• _YOUR INSTRUCTIONS_
Scan the lines below and report each one containing "time" by copying it.

======== AVAILABLE DATA

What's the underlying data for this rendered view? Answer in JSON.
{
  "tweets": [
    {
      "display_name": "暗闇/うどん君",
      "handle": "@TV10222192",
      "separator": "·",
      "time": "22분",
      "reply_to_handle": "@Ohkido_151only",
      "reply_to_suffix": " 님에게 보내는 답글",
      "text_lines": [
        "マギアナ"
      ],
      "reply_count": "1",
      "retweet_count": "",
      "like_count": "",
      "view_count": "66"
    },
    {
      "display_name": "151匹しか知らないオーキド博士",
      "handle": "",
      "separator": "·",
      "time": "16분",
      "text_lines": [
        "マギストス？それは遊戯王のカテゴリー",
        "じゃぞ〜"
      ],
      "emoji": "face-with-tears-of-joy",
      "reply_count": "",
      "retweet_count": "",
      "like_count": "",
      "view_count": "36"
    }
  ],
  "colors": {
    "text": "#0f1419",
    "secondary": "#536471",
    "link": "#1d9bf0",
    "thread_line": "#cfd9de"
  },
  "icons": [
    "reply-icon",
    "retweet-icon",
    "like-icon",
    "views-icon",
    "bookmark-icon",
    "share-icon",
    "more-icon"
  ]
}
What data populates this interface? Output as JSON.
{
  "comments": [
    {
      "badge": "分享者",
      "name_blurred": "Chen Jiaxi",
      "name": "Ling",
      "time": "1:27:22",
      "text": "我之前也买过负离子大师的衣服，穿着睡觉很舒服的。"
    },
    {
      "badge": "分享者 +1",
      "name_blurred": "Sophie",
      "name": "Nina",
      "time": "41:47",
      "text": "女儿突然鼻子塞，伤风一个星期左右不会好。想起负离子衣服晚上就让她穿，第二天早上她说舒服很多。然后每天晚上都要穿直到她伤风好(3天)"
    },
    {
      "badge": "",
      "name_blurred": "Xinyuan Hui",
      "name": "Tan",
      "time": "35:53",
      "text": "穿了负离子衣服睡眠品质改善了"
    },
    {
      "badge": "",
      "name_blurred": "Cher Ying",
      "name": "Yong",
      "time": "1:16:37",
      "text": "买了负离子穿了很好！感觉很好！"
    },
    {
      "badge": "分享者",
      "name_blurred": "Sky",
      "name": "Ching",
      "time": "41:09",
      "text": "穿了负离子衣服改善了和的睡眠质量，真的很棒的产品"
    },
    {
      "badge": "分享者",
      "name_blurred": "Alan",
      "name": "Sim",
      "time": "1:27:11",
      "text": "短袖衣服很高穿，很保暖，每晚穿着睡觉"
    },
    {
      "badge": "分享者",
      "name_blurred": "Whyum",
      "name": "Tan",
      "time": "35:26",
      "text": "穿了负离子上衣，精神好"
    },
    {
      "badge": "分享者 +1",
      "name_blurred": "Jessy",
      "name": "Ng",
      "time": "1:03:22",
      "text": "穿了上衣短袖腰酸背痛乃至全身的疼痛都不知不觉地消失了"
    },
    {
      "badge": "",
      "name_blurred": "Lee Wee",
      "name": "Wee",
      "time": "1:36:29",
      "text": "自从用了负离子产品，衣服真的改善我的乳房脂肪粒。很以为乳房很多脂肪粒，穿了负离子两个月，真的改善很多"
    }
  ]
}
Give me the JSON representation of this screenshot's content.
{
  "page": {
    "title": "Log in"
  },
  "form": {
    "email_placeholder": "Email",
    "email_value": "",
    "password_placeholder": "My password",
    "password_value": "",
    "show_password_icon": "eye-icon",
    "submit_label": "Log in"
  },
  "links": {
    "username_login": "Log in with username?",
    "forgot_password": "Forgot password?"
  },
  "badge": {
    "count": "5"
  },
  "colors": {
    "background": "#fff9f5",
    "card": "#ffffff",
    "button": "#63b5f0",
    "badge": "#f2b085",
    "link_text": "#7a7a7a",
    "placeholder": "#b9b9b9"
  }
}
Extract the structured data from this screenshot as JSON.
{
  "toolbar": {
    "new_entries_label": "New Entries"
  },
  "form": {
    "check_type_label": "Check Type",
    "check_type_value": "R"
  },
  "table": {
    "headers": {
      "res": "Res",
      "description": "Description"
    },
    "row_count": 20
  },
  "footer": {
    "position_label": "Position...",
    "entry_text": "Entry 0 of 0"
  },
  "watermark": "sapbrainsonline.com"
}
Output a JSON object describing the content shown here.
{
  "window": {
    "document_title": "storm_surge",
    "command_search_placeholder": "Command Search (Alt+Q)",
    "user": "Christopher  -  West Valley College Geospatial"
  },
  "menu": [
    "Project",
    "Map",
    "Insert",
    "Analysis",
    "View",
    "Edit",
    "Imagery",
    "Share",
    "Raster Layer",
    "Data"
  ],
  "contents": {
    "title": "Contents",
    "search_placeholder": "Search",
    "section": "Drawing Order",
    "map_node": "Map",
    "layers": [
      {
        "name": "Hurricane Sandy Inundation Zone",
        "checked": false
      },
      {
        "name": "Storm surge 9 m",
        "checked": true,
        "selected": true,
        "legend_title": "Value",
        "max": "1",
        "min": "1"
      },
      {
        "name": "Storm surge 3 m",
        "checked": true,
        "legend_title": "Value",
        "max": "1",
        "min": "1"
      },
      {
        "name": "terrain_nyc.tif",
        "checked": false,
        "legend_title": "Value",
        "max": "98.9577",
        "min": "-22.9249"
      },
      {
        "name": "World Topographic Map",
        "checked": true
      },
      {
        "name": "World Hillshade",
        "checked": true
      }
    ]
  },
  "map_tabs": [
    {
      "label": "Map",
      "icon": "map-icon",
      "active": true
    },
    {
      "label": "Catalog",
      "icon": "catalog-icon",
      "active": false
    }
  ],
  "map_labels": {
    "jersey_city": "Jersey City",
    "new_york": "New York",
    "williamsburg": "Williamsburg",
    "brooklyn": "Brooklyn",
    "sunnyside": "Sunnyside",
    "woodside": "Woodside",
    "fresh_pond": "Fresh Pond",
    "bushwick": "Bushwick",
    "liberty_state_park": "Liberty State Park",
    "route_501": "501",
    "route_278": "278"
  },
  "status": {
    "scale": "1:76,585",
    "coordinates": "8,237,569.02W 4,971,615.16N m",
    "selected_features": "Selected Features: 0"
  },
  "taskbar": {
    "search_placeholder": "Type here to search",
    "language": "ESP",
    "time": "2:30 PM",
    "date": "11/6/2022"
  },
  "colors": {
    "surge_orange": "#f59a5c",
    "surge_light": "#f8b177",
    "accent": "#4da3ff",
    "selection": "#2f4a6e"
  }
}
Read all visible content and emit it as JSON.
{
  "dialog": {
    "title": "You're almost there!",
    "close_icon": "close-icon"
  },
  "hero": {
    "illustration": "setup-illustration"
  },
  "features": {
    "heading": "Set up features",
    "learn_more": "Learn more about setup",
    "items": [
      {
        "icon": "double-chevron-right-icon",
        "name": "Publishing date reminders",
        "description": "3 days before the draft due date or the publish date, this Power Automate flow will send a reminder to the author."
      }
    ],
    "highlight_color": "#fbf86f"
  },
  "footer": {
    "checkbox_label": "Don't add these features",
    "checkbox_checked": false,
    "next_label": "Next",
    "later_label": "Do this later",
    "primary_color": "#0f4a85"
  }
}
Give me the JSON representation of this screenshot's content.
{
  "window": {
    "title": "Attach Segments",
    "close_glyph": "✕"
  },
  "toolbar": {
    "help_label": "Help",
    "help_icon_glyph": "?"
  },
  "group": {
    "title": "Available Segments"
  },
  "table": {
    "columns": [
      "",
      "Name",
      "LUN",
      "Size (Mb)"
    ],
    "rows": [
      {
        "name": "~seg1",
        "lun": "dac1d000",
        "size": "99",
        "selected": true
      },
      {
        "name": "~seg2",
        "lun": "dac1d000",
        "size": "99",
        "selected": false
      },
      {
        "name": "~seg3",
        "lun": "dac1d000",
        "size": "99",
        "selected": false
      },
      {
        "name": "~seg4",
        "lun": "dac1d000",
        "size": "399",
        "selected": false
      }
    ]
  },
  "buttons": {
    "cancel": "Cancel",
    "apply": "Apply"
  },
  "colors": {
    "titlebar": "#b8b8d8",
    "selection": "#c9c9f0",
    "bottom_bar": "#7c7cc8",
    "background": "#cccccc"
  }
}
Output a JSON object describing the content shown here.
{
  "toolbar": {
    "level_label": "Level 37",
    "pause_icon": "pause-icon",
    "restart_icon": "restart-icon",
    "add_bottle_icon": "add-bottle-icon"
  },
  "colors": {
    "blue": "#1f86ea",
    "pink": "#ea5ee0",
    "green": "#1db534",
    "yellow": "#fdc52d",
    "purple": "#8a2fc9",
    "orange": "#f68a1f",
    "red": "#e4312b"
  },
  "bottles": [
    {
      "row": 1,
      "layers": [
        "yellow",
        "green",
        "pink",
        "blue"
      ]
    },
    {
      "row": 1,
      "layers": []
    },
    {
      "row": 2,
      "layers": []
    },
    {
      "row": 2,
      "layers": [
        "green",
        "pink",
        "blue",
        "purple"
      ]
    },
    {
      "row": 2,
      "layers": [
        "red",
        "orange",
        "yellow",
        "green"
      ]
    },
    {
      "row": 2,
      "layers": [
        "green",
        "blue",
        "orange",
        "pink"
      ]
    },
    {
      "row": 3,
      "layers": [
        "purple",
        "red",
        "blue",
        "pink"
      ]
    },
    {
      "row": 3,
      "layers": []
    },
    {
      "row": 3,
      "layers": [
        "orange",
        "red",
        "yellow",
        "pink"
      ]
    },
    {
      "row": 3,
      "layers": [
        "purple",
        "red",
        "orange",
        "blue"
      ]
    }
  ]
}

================

• _YOUR RESPONSE_
      "time": "22분",
      "time": "16분",
      "time": "1:27:22",
      "time": "41:47",
      "time": "35:53",
      "time": "1:16:37",
      "time": "41:09",
      "time": "1:27:11",
      "time": "35:26",
      "time": "1:03:22",
      "time": "1:36:29",
    "time": "2:30 PM",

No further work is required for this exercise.